**Brief:** Copy each line of the records below that mentions the word "Views".

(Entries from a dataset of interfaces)
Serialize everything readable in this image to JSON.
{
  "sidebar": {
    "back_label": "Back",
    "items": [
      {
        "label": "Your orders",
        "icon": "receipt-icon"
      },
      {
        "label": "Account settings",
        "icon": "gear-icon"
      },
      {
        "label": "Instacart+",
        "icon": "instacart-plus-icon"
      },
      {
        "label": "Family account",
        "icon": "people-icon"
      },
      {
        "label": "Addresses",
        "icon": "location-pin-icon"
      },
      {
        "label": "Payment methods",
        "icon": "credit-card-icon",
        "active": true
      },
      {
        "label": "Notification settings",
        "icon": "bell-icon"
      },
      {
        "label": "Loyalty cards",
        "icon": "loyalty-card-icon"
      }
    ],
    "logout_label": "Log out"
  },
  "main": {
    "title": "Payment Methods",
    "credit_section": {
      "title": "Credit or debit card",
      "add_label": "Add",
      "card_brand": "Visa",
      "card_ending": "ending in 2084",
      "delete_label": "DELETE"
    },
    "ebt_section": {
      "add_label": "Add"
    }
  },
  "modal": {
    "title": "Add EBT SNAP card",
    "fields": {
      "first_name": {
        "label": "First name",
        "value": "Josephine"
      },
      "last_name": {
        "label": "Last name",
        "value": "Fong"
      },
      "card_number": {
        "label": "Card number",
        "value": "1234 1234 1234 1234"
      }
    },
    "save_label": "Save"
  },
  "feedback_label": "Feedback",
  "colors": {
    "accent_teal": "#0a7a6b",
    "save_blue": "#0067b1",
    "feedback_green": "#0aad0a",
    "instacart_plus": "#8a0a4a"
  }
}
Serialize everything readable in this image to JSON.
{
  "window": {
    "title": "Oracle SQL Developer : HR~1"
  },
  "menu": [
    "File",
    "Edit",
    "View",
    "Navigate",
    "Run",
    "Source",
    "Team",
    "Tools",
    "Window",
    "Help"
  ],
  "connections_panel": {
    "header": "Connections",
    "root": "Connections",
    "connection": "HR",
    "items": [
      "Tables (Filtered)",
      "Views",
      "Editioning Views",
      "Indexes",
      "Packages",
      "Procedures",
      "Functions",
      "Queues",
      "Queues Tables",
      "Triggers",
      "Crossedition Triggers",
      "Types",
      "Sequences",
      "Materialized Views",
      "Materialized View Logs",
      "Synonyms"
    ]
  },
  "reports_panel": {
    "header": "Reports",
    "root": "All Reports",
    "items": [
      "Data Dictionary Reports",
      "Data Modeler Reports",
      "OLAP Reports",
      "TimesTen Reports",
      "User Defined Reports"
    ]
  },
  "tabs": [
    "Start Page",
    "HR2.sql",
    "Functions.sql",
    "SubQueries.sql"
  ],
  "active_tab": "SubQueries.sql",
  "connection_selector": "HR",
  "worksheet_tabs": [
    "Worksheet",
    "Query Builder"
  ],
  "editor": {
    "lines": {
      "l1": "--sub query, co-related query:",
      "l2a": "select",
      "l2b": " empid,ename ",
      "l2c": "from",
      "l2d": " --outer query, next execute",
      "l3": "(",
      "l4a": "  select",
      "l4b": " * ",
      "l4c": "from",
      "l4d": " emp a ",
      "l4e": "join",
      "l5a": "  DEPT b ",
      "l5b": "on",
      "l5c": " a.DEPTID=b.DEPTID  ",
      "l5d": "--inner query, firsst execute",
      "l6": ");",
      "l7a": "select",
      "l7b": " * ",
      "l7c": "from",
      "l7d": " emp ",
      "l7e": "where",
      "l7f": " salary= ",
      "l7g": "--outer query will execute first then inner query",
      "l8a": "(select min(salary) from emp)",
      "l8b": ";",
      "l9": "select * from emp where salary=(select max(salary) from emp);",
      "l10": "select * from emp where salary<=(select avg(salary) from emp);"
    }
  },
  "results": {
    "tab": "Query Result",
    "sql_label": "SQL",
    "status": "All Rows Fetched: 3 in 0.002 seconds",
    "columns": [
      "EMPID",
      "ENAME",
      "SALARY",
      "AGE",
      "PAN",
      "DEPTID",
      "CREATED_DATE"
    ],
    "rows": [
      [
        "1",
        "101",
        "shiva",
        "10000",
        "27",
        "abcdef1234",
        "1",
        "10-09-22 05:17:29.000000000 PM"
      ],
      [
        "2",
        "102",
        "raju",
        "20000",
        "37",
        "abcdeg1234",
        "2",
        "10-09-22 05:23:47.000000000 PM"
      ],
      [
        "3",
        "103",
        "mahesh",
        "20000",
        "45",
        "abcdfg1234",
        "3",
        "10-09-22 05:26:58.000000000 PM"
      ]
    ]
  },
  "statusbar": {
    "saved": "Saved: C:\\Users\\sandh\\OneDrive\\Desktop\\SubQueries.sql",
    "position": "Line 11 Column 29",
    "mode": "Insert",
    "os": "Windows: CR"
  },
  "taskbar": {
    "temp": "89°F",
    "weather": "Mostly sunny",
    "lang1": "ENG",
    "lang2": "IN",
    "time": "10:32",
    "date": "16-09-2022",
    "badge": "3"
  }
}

**Task result:**
      "Views",
      "Editioning Views",
      "Materialized Views",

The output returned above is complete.